Israel's poet surveys the destruction of Zion, the City of God and pours out his lament, his anxiety, isolation, depression and despair.
I am like a pelican of the wilderness;
I am like an owl of the desert.
I lie awake,
And am like a sparrow alone on the house (102:6,7).
But then the poet looks past Zion's scattered "stones and dust" and his own distress to the day when God will "arise and have mercy on Zion" (102:13). He writes "for the generation to come, that a people yet to be created (born) may praise the Lord" (102:18).
He writes of a day 600 years later when God acted in Christ on the cross and brought salvation to the world (102:19-28). [Psalm 102:25-27 is quoted in Hebrews 1:10-12 and applied directly to Jesus. They record the Father’s words to the Son as he contemplates the cross.]

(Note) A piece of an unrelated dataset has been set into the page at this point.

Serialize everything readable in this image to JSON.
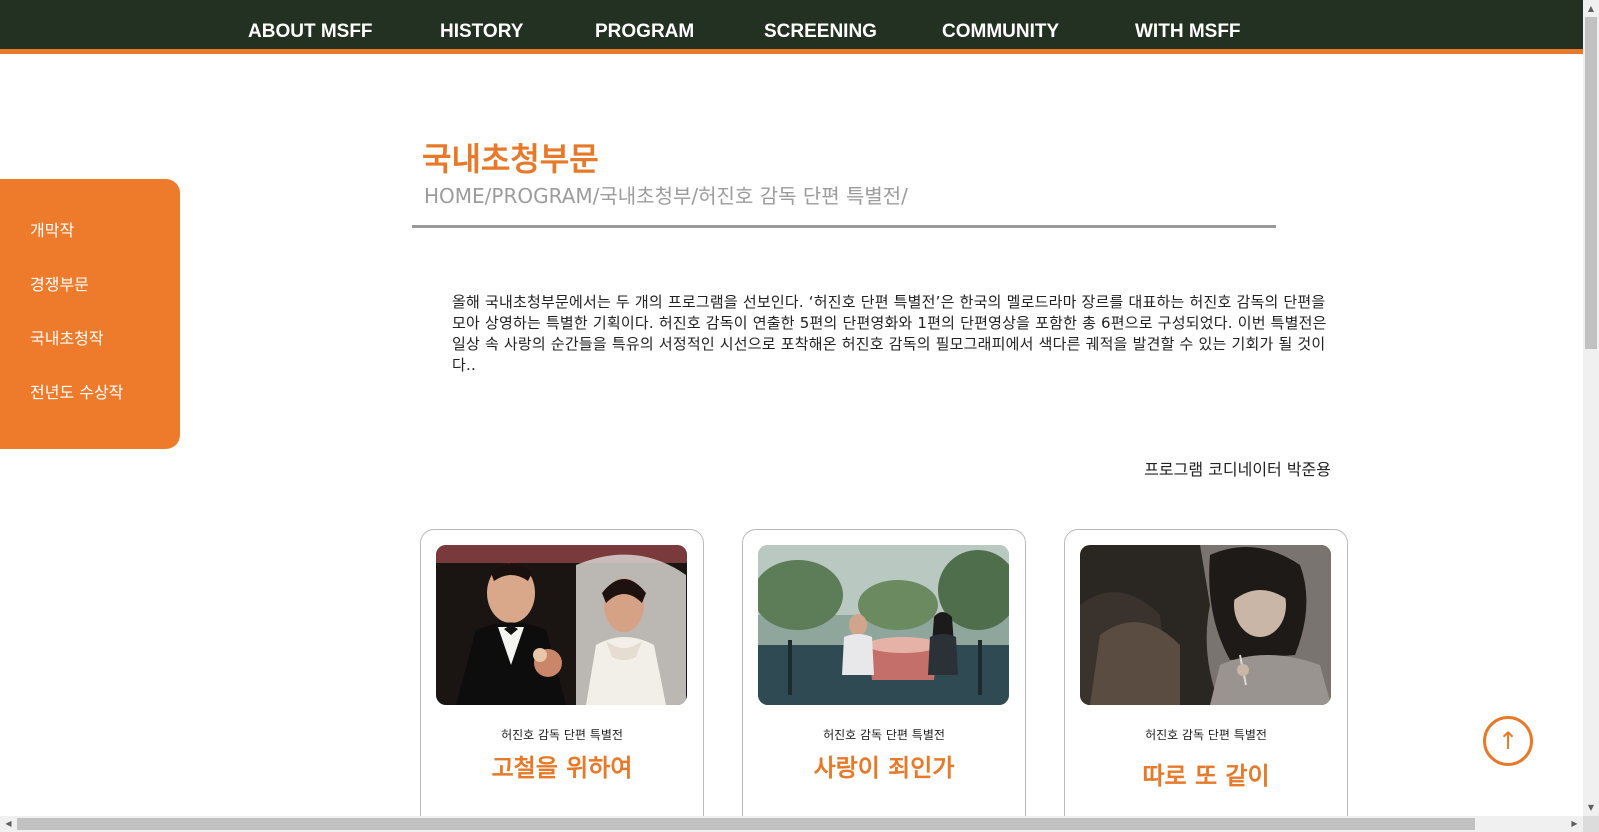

The poet turns from his own distress and prays that the day of salvation will come, just as we pray for that Great and final Day of the Lord when He will come again and "the earth will be full of the knowledge of the Lord, as the waters cover the sea" (Isaiah 11:9).
And so, I see, it's not about me; it's about God and what He is doing. I must look beyond my transient distress to God's eternal plan, when “the people shall gather together and the kingdoms, to worship the LORD" (102:22).
Thy kingdom come, O Lord; Thy will be done.